• _GOAL OF THE EXERCISE_
Please copy each line in the records below that contains the string "JSON".
········
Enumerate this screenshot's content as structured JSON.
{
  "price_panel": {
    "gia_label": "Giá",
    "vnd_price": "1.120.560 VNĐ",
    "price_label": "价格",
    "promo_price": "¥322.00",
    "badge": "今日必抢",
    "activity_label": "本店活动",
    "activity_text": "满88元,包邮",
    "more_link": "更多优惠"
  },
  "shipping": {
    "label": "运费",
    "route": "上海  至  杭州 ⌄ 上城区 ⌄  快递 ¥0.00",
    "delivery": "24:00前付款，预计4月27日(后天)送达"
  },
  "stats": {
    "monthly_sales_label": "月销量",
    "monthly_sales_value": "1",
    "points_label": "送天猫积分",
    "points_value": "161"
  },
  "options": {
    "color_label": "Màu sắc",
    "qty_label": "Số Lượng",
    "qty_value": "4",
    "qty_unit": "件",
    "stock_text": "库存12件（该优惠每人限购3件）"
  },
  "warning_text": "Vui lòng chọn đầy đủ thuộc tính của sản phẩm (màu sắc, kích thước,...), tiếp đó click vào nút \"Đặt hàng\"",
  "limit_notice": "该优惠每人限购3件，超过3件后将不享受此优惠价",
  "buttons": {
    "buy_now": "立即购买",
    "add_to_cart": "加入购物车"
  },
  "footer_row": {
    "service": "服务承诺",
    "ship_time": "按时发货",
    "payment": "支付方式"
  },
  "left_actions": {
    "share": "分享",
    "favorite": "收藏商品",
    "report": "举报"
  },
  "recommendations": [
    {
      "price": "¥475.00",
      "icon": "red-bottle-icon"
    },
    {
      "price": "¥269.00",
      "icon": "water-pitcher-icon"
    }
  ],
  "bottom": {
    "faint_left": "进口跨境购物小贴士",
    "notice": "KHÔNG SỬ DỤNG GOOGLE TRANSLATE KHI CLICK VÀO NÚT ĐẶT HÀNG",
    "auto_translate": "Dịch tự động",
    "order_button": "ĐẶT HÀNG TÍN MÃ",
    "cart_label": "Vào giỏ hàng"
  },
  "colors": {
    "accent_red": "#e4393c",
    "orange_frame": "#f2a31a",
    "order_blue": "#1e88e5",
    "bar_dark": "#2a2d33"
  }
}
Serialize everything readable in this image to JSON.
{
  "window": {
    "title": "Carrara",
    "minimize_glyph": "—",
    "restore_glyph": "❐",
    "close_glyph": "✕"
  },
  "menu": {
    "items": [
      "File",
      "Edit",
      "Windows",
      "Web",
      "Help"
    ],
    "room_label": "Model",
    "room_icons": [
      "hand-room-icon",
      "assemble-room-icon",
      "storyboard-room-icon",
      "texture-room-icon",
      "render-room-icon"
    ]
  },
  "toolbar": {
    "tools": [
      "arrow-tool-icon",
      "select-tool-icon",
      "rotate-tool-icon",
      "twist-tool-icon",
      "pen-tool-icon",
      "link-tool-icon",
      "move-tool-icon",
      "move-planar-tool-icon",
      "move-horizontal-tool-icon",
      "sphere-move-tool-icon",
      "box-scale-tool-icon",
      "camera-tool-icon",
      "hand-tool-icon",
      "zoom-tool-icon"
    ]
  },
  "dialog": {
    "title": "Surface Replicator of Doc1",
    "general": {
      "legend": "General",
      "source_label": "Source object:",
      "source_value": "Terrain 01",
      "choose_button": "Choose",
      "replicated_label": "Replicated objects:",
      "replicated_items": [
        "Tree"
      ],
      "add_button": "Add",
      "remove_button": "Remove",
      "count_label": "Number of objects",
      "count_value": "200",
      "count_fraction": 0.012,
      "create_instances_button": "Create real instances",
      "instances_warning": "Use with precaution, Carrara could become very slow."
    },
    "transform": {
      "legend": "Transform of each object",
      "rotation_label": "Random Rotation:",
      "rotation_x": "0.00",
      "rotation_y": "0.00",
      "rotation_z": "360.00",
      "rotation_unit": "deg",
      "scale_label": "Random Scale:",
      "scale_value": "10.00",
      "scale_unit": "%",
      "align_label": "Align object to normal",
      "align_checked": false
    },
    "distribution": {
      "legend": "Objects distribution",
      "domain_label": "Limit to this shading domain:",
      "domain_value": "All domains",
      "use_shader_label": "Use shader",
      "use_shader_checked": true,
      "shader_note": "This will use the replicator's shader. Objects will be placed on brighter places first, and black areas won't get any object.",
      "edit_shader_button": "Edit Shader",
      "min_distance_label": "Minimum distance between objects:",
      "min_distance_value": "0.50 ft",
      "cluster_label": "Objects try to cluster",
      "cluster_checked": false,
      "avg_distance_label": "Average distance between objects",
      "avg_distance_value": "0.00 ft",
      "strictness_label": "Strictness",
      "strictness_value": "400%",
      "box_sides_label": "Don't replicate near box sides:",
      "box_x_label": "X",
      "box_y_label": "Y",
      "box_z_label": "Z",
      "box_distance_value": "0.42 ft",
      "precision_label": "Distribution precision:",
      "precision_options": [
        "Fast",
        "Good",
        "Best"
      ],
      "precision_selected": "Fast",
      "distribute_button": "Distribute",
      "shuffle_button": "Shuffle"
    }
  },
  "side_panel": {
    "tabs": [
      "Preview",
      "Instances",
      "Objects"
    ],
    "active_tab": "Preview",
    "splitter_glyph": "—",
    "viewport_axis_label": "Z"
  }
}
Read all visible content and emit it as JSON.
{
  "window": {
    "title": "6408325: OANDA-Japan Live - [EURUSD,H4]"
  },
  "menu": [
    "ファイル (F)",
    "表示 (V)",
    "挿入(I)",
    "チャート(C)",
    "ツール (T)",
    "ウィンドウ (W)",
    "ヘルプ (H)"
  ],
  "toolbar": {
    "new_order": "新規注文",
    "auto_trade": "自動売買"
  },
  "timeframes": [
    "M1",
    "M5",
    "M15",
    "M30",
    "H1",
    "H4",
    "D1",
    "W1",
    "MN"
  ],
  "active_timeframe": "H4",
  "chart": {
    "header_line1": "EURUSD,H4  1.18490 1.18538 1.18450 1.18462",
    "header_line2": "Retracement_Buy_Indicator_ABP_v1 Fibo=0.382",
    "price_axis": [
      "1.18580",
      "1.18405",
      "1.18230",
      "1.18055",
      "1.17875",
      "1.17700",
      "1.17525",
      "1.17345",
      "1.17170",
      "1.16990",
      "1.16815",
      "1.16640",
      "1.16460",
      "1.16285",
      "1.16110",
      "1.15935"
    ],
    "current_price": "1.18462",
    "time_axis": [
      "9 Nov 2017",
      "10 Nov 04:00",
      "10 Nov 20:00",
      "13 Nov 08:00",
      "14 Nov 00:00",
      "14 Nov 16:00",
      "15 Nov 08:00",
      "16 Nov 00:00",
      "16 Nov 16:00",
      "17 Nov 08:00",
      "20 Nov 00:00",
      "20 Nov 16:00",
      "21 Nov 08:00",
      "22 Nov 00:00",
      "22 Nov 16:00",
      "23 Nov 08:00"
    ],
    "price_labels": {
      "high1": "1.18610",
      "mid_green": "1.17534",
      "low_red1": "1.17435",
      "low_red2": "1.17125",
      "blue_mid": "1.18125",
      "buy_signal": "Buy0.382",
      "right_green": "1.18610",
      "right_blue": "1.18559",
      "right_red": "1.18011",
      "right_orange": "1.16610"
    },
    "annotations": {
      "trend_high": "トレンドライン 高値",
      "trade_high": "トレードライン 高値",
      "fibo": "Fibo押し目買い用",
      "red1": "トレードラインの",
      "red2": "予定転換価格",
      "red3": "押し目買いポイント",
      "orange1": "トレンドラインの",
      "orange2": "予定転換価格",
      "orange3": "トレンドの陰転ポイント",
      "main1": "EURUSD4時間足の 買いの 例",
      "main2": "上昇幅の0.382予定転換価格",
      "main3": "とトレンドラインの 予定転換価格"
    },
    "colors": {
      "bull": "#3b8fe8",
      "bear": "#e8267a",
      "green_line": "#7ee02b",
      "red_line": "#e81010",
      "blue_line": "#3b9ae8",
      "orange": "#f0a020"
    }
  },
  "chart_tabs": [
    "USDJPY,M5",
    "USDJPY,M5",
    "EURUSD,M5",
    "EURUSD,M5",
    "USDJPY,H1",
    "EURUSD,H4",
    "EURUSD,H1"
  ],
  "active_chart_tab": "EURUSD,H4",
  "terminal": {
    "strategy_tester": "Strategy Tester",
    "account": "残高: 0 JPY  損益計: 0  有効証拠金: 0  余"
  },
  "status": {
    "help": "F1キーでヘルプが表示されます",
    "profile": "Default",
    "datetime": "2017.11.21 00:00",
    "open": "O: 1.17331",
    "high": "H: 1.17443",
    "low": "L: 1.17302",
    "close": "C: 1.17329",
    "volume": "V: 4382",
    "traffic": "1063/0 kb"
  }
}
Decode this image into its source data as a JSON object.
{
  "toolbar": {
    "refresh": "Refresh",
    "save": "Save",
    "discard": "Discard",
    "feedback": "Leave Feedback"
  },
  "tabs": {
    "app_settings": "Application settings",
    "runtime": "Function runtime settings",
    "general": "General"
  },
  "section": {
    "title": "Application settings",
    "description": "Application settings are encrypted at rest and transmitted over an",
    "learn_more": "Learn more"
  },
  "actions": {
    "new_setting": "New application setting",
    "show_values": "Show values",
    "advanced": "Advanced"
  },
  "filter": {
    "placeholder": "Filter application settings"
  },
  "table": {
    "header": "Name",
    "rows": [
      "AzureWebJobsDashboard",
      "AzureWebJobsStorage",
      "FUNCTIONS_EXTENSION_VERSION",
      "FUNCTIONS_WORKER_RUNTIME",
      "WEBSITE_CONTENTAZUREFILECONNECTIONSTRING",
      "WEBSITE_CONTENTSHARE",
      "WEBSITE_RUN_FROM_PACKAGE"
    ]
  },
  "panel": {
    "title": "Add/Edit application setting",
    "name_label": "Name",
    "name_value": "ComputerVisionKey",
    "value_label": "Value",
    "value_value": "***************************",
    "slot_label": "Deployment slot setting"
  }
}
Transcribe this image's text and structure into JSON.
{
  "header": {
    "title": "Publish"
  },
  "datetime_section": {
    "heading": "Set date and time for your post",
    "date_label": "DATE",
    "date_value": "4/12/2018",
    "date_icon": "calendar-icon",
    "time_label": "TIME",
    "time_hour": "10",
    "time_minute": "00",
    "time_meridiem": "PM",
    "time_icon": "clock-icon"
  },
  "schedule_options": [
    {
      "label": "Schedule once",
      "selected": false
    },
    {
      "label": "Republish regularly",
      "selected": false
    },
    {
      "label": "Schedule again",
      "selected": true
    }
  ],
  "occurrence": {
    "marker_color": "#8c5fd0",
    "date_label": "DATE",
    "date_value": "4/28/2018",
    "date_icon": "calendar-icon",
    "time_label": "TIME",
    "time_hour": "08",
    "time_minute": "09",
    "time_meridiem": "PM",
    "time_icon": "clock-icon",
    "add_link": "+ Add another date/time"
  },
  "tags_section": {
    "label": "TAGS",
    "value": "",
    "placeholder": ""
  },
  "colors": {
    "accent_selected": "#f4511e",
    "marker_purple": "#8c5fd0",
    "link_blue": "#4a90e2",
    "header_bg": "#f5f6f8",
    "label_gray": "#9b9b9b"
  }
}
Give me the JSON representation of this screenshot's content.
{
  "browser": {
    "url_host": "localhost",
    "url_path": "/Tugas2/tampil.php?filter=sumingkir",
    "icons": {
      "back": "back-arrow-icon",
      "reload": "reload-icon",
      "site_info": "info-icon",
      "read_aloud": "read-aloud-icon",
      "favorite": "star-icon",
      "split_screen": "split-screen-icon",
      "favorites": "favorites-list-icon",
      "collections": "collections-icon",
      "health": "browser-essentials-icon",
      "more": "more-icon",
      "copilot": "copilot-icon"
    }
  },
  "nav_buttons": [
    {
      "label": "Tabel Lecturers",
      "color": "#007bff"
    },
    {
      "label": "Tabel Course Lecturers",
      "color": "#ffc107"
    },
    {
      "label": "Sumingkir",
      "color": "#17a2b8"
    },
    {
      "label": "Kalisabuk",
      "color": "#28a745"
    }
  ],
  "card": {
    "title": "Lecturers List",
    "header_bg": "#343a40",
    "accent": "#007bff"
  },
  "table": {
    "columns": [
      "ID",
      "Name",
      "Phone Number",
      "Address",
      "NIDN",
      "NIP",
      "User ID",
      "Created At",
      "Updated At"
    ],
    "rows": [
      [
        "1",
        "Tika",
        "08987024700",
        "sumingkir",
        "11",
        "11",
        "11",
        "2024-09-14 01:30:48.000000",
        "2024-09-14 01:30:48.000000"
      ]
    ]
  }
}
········
• _FINAL ANSWER_
Enumerate this screenshot's content as structured JSON.
Serialize everything readable in this image to JSON.
Read all visible content and emit it as JSON.
Decode this image into its source data as a JSON object.
Transcribe this image's text and structure into JSON.
Give me the JSON representation of this screenshot's content.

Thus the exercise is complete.